§ WHAT THE TASK ASKS: Across the entries below, how many lines include "commerce"? Give the number and nothing else.

------ EXTRACTED MATERIAL

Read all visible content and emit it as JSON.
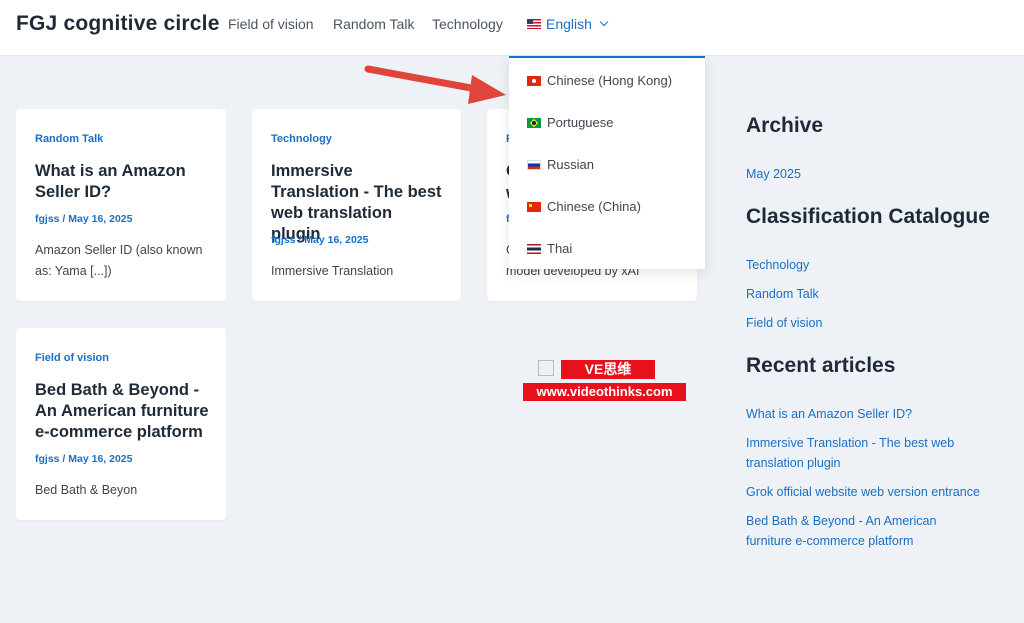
{
  "header": {
    "site_title": "FGJ cognitive circle",
    "nav": [
      "Field of vision",
      "Random Talk",
      "Technology"
    ],
    "language": "English"
  },
  "language_menu": {
    "items": [
      {
        "label": "Chinese (Hong Kong)",
        "flag": "hk-flag"
      },
      {
        "label": "Portuguese",
        "flag": "br-flag"
      },
      {
        "label": "Russian",
        "flag": "ru-flag"
      },
      {
        "label": "Chinese (China)",
        "flag": "cn-flag"
      },
      {
        "label": "Thai",
        "flag": "th-flag"
      }
    ]
  },
  "posts": [
    {
      "category": "Random Talk",
      "title": "What is an Amazon Seller ID?",
      "meta": "fgjss / May 16, 2025",
      "excerpt": "Amazon Seller ID (also known as: Yama [...])"
    },
    {
      "category": "Technology",
      "title": "Immersive Translation - The best web translation plugin",
      "meta": "fgjss / May 16, 2025",
      "excerpt": "Immersive Translation"
    },
    {
      "category": "F",
      "title": "G",
      "title2": "w",
      "meta": "f",
      "excerpt": "model developed by xAI",
      "excerpt_prefix": "G"
    },
    {
      "category": "Field of vision",
      "title": "Bed Bath & Beyond - An American furniture e-commerce platform",
      "meta": "fgjss / May 16, 2025",
      "excerpt": "Bed Bath & Beyon"
    }
  ],
  "sidebar": {
    "archive_heading": "Archive",
    "archive_items": [
      "May 2025"
    ],
    "catalogue_heading": "Classification Catalogue",
    "catalogue_items": [
      "Technology",
      "Random Talk",
      "Field of vision"
    ],
    "recent_heading": "Recent articles",
    "recent_items": [
      "What is an Amazon Seller ID?",
      "Immersive Translation - The best web translation plugin",
      "Grok official website web version entrance",
      "Bed Bath & Beyond - An American furniture e-commerce platform"
    ]
  },
  "watermark": {
    "top": "VE思维",
    "bottom": "www.videothinks.com"
  },
  "colors": {
    "accent": "#1a6fc4",
    "background": "#eef2f6",
    "annotation_arrow": "#e0453a",
    "watermark": "#e8101a"
  }
}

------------

§ YOUR RESPONSE: 2